SA at SXSW
It's SXSW time again, and the final schedule for the annual Austin music confab includes a pretty skimpy - in terms of numbers, not quality - selection of San Antonio-area artists. If you throw out San Marcos, which is represented by Blue October, Livewire Down, The Spiders, and subject:defect, we're left with the turntable tag-team duo of SXSW perennial DJ Jester the Filipino Fist (who recently relocated to Austin) & Klassen, house-music guru Spettro, and alt-country band Two Tons of Steel.
Coincidentally or not, all of the San Antonio acts are set to perform on Thursday, March 18. Jester and Klassen perform together at 8:45 p.m. at Zero Degrees (405 E. 7th Street), Two Tons of Steel appears at 11 p.m. at the Broken Spoke (3201 S. Lamar), and Spettro can be seen at 11:30 p.m. at Copa (217 N. Congress).

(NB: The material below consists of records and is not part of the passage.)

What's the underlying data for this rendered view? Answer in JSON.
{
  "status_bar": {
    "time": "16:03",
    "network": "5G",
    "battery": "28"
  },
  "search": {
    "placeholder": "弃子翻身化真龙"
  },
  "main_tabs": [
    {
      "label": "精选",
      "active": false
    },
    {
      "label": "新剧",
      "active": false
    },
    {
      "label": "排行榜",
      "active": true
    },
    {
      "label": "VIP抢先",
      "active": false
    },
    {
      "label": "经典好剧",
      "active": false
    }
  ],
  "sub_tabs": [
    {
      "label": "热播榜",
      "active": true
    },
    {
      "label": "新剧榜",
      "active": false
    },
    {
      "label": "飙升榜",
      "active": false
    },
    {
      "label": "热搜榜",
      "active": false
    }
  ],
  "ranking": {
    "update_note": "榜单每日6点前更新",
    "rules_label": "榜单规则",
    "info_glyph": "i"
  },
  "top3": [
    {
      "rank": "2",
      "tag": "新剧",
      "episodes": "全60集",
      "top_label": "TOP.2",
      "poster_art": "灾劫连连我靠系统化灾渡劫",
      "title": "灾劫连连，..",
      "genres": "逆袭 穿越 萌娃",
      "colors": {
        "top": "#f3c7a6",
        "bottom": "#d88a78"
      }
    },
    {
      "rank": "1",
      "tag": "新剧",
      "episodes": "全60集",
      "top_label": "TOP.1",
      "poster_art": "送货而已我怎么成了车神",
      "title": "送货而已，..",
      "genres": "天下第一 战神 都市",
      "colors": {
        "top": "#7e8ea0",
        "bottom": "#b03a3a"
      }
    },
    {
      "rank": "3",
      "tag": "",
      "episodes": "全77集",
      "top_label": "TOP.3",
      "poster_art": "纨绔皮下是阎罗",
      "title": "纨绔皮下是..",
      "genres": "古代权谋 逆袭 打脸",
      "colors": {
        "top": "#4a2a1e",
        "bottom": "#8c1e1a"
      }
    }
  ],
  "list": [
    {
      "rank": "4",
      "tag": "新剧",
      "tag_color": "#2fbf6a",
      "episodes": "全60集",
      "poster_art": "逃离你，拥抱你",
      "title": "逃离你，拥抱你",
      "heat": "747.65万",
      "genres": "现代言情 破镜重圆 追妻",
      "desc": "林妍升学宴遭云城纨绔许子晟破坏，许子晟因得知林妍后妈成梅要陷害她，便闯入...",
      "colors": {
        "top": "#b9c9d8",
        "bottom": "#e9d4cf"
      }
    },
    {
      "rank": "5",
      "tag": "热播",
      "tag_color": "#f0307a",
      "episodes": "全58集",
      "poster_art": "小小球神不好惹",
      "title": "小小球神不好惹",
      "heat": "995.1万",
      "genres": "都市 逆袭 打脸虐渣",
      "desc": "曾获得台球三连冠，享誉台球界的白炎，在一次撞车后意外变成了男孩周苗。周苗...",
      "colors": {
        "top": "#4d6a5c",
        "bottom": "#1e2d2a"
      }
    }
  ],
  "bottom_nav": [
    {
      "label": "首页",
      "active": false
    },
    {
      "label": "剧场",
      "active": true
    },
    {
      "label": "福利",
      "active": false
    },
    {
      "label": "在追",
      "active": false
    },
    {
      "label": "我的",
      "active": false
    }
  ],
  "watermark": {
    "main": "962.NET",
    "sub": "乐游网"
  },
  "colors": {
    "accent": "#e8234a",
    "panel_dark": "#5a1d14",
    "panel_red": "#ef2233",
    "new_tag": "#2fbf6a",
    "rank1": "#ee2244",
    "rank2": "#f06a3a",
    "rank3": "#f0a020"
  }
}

Darediablo, a highly acclaimed New York underground quartet, straddles the line between prog and metal, with a smart, largely instrumental attack (guitar, bass, drums, and electric piano) alternately compared to early, experimental Pink Floyd, Medeski Martin & Wood and the MC5. They're currently supporting their third full-length CD, Bedtime Stories, and will bring their thunderous grooves to Taco Land on Wednesday, March 17.
California punk band AFI (A Fire Inside) recently cancelled the final 10 dates of its national tour, including a scheduled March 13 show at Sunset Station, because singer Davey Havok is suffering from larynx problems, and his doctor has advised him to rest his vocal cords. The group had been touring behind Sing the Sorrow, its debut album on DreamWorks Records, after putting out a string of indie releases over the last decade.
What About Bob?
Guided By Voices' March 6 show at Austin's La Zona Rosa found frontman Bob Pollard crossing from pleasantly soused to bitterly trashed in the course of about an hour. Frequently coming off like a cranky, middle-aged playa hata, Pollard fired jabs at the White Stripes ("having a band without a bass player is like having a softball team without a catcher"), Yo La Tengo ("it's just not happening"), and a mystery Austinite, dubbed "Frank Bowie" by Pollard, who sounded suspiciously like Spoon's Britt Daniel: "Frank Bowie has an ego that's even bigger than his ears."
Pollard's babbling - which caused one female fan to intermittently scream: "You're killing me!" - let up often enough to reveal that his band was in fine, rocking form, if not quite up to its usual transcendent standards. •